"Of the various sauces, one of the oldest and most popular was black pepper sauce, in which the sharpness of pepper was offset by bread crumbs and vinegar. There was a hotter variant called poivre chaut, hot pepper, and another called poivre aigret, sour pepper, with verjuice and wild apples.... Another perennial favorite, often served with roasted poultry, known as galantyne, was made from bread crumbs, ginger, galangal, sugar, claret, and vinegar." ... One of the most popular sauces across the breadth of medieval Europe was camelyne, so called for its tawny camel color, the keynotes of which were cinnamon, vinegar, garlic, and ginger, mixed with bread crumbs and occasionally raisins. (The name was doubly apt, for much of the cinnamon so consumed would have done time on a camel's back while in transit through Arabia.)"
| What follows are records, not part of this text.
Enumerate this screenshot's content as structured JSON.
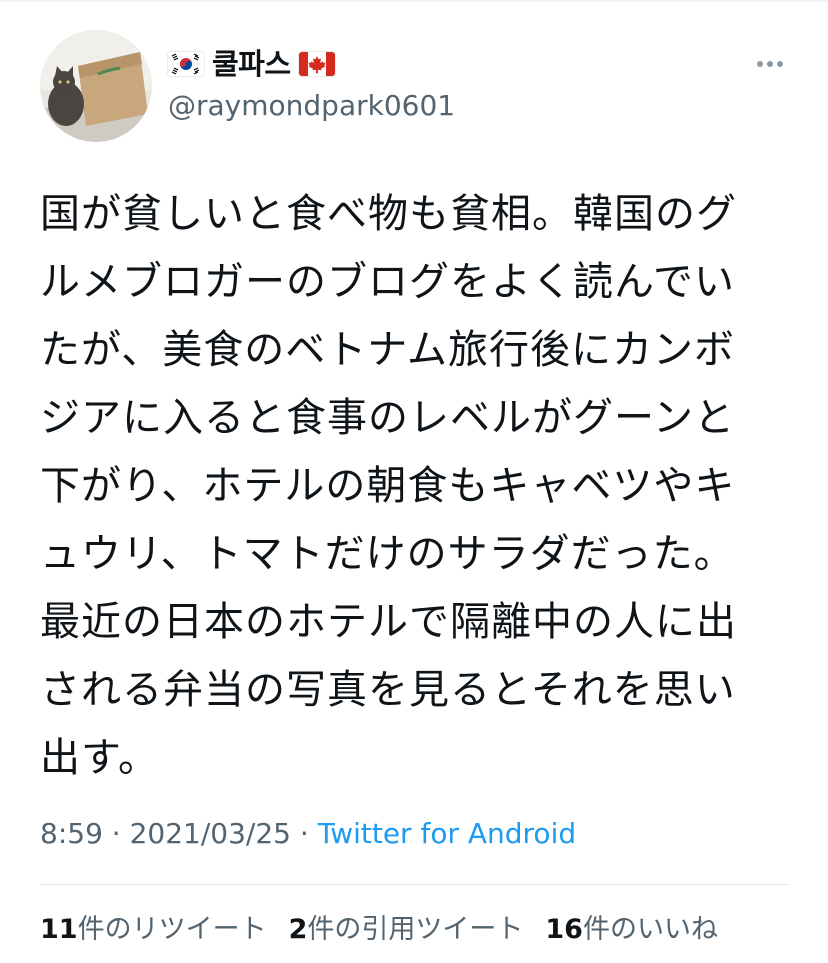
{
  "tweet": {
    "author": {
      "display_name": "쿨파스",
      "handle": "@raymondpark0601",
      "flags": [
        "south-korea-flag",
        "canada-flag"
      ]
    },
    "text_lines": [
      "国が貧しいと食べ物も貧相。韓国のグ",
      "ルメブロガーのブログをよく読んでい",
      "たが、美食のベトナム旅行後にカンボ",
      "ジアに入ると食事のレベルがグーンと",
      "下がり、ホテルの朝食もキャベツやキ",
      "ュウリ、トマトだけのサラダだった。",
      "最近の日本のホテルで隔離中の人に出",
      "される弁当の写真を見るとそれを思い",
      "出す。"
    ],
    "time": "8:59",
    "separator": "·",
    "date": "2021/03/25",
    "source": "Twitter for Android",
    "stats": {
      "retweets_count": "11",
      "retweets_label": "件のリツイート",
      "quotes_count": "2",
      "quotes_label": "件の引用ツイート",
      "likes_count": "16",
      "likes_label": "件のいいね"
    }
  },
  "icons": {
    "more": "more-horizontal-icon"
  },
  "colors": {
    "text": "#0f1419",
    "secondary": "#536471",
    "link": "#1d9bf0",
    "divider": "#e1e6ea"
  }
}
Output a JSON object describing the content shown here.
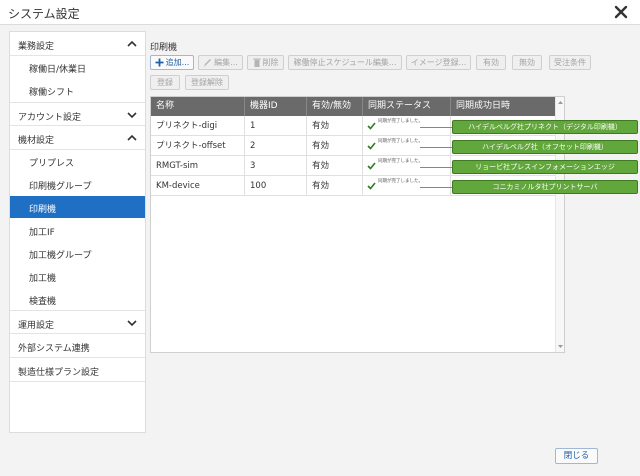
{
  "window": {
    "title": "システム設定"
  },
  "sidebar": {
    "sections": [
      {
        "label": "業務設定",
        "expanded": true,
        "items": [
          "稼働日/休業日",
          "稼働シフト"
        ]
      },
      {
        "label": "アカウント設定",
        "expanded": false,
        "items": []
      },
      {
        "label": "機材設定",
        "expanded": true,
        "items": [
          "プリプレス",
          "印刷機グループ",
          "印刷機",
          "加工IF",
          "加工機グループ",
          "加工機",
          "検査機"
        ]
      },
      {
        "label": "運用設定",
        "expanded": false,
        "items": []
      },
      {
        "label": "外部システム連携",
        "expanded": false,
        "items": []
      },
      {
        "label": "製造仕様プラン設定",
        "expanded": false,
        "items": []
      }
    ],
    "active_item": "印刷機"
  },
  "main": {
    "section_title": "印刷機",
    "toolbar": {
      "add": "追加...",
      "edit": "編集...",
      "delete": "削除",
      "schedule": "稼働停止スケジュール編集...",
      "image_register": "イメージ登録...",
      "enable": "有効",
      "disable": "無効",
      "order_condition": "受注条件",
      "register": "登録",
      "unregister": "登録解除"
    },
    "table": {
      "columns": [
        "名称",
        "機器ID",
        "有効/無効",
        "同期ステータス",
        "同期成功日時"
      ],
      "rows": [
        {
          "name": "プリネクト-digi",
          "id": "1",
          "enabled": "有効",
          "status": "同期が完了しました。",
          "synced_at": ""
        },
        {
          "name": "プリネクト-offset",
          "id": "2",
          "enabled": "有効",
          "status": "同期が完了しました。",
          "synced_at": ""
        },
        {
          "name": "RMGT-sim",
          "id": "3",
          "enabled": "有効",
          "status": "同期が完了しました。",
          "synced_at": ""
        },
        {
          "name": "KM-device",
          "id": "100",
          "enabled": "有効",
          "status": "同期が完了しました。",
          "synced_at": ""
        }
      ]
    }
  },
  "callouts": [
    "ハイデルベルグ社プリネクト（デジタル印刷機）",
    "ハイデルベルグ社（オフセット印刷機）",
    "リョービ社プレスインフォメーションエッジ",
    "コニカミノルタ社プリントサーバ"
  ],
  "footer": {
    "close_label": "閉じる"
  },
  "colors": {
    "active": "#1f6fc5",
    "header": "#6a6a6a",
    "callout": "#62a73b",
    "check": "#2e7d1f"
  }
}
--Jack Turner, _Spice: The History of a Temptation_ (NY: Alfred A. Knopf, 2004), 112-113